Problem details. Could you show all lines in the entries below that contain the string "Gestionar"?

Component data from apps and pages
■ ■ ■ ■ ■
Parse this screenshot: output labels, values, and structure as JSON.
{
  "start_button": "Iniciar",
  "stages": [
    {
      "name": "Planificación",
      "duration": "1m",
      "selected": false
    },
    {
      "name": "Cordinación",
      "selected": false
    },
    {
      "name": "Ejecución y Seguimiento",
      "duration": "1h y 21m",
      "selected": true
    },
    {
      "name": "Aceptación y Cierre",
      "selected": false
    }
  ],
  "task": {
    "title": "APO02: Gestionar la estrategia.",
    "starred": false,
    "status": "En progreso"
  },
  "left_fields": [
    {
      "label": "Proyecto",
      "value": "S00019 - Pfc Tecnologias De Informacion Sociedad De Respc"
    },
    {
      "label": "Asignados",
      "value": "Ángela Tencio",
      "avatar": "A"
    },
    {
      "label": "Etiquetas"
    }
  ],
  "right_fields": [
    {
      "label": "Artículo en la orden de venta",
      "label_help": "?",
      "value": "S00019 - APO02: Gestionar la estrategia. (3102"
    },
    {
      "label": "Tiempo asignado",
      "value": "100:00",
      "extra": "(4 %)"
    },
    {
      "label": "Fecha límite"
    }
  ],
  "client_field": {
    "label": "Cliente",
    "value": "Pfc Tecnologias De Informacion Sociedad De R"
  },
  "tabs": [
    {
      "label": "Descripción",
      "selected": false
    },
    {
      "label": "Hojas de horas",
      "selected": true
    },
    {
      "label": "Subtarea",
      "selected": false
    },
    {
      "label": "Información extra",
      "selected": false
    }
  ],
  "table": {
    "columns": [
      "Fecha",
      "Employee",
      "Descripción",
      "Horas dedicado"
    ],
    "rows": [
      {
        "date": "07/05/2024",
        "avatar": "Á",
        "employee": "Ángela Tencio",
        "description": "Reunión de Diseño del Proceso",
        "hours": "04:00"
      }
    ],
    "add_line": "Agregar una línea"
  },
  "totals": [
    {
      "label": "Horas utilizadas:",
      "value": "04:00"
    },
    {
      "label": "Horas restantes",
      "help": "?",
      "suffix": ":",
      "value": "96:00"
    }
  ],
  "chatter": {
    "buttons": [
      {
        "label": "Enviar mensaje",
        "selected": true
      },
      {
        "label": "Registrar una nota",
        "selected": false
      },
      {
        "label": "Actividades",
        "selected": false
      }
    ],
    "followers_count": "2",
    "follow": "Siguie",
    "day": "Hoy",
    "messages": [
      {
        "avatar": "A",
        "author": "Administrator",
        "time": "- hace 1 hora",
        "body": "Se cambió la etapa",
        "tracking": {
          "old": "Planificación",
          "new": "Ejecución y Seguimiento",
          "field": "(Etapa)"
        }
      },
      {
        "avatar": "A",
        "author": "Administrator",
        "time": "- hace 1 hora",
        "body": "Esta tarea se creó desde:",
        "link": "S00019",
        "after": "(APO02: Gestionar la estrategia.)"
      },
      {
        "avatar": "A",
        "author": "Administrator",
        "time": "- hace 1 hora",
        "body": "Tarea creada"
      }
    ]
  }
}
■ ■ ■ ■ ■
Output for this task.
    "title": "APO02: Gestionar la estrategia.",
      "value": "S00019 - APO02: Gestionar la estrategia. (3102"
        "after": "(APO02: Gestionar la estrategia.)"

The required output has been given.